TribLIVE

| News

 
Larger text Larger text Smaller text Smaller text | Order Photo Reprints

Pittsburgh International Airport to ease access to travelers' program

Email Newsletters

Click here to sign up for one of our email newsletters.

To apply for the Global Entry program, visit https://goes-app.cbp.dhs.gov/main/goes.

'American Coyotes' Series

Traveling by Jeep, boat and foot, Tribune-Review investigative reporter Carl Prine and photojournalist Justin Merriman covered nearly 2,000 miles over two months along the border with Mexico to report on coyotes — the human traffickers who bring illegal immigrants into the United States. Most are Americans working for money and/or drugs. This series reports how their operations have a major impact on life for residents and the environment along the border — and beyond.

Tuesday, Aug. 13, 2013, 11:33 p.m.
 

Air travelers will be able to interview at Pittsburgh International Airport in November for a spot in a coveted program allowing them to speed their way through customs.

But people accepted into the Customs and Border Protection's Global Entry program won't be able to get through customs any faster in Pittsburgh when they return on international flights from Paris, Toronto or the Caribbean — at least not right away.

That's because the airport doesn't have the necessary equipment — an automated kiosk that can scan travelers' fingerprints and passports and take customs declarations — to offer the program, airport spokeswoman JoAnn Jenny said.

“We're on a waiting list,” she said.

Jenny said interviews will be held in Pittsburgh from Nov. 4-6 because of significant local interest in the program, particularly from companies that frequently send employees to foreign countries for business. Otherwise, applicants would have to travel to Philadelphia, Washington or elsewhere, she said.

To be considered for an interview, travelers must fill out an online application on the Customs and Border Protection website, pay a $100 fee and undergo a rigorous background check.

Disqualifying factors include criminal convictions, pending charges or outstanding warrants, along with violations of customs, immigrations or agriculture regulations. Anyone who is the subject of an ongoing investigation by federal, state or local authorities is ineligible.

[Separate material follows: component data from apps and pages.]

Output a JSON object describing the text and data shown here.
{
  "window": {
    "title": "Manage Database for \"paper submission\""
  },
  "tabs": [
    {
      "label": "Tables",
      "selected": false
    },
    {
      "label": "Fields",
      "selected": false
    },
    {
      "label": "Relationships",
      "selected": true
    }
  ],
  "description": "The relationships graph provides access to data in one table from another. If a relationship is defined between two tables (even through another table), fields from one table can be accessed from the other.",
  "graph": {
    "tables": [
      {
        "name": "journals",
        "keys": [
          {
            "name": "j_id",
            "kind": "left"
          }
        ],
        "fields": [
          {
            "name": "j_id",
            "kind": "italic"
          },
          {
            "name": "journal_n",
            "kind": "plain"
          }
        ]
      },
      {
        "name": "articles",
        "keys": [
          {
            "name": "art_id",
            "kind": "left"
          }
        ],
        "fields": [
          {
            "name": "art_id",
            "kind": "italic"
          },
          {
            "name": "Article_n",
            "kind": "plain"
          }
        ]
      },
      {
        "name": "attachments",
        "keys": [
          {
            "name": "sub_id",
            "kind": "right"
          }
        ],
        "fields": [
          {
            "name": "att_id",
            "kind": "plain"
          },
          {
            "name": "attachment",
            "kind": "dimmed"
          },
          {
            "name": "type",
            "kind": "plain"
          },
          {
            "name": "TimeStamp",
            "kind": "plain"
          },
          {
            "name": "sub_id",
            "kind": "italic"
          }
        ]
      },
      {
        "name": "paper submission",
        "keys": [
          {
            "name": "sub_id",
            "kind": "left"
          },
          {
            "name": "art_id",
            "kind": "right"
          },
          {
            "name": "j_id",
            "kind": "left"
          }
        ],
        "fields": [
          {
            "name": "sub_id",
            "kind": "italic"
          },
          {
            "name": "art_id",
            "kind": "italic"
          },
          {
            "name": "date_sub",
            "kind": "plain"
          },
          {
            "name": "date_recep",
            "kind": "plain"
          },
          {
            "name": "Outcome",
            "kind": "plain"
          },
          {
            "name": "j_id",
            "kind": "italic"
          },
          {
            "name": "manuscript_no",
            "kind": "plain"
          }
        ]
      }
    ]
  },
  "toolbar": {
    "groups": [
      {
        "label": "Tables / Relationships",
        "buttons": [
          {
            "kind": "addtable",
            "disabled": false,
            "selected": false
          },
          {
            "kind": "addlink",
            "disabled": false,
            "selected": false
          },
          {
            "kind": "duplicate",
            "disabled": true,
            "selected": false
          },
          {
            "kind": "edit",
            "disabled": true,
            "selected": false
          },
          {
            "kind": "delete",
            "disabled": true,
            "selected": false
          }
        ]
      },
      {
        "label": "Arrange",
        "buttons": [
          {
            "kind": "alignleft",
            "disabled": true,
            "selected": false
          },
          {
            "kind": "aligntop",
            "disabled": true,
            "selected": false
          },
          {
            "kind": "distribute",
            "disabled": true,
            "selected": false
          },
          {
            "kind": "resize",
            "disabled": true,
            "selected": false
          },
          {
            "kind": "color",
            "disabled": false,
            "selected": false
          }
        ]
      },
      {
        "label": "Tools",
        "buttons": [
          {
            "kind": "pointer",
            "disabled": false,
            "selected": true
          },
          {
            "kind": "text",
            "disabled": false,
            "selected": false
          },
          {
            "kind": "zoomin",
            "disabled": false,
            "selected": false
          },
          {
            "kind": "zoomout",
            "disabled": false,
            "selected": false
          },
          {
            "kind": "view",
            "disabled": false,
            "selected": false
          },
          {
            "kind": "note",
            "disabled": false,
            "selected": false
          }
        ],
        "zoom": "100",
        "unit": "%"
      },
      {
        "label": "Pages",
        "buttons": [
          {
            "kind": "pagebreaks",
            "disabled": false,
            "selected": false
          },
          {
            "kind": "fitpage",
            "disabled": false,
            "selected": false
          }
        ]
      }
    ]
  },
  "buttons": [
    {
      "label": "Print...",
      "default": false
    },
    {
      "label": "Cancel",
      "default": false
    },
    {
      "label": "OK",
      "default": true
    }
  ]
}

Although the program is geared toward frequent international travelers, Customs and Border Protection doesn't factor in how much an applicant travels abroad when deciding on an application, Jenny said.

Tom Fontaine is a staff writer for Trib Total Media. He can be reached at 412-320-7847 or tfontaine@tribweb.com.

Subscribe today! Click here for our subscription offers.

 

 

 


Show commenting policy

Most-Read Allegheny

  1. W.Va. authorities charge 87 with drug trafficking
  2. Western Pa.’s ties to 2016 White House race extend beyond Santorum
  3. Rising East Liberty out of reach for Pittsburgh’s poor
  4. Pittsburgh man jailed on theft, assault and drug charges
  5. Remains of 4 early colonial leaders discovered at Jamestown
  6. Projects advance through Pittsburgh planning commission despite opposition
  7. Service restored following water main break in Baldwin Borough
  8. Bill seeks to give Pittsburgh police license plate info
  9. Tablets for Allegheny County Jail inmates deemed a success
  10. Former Steelers lineman Hartings to be honored for youth volunteering
  11. Path to authenticity led North Side pastor to God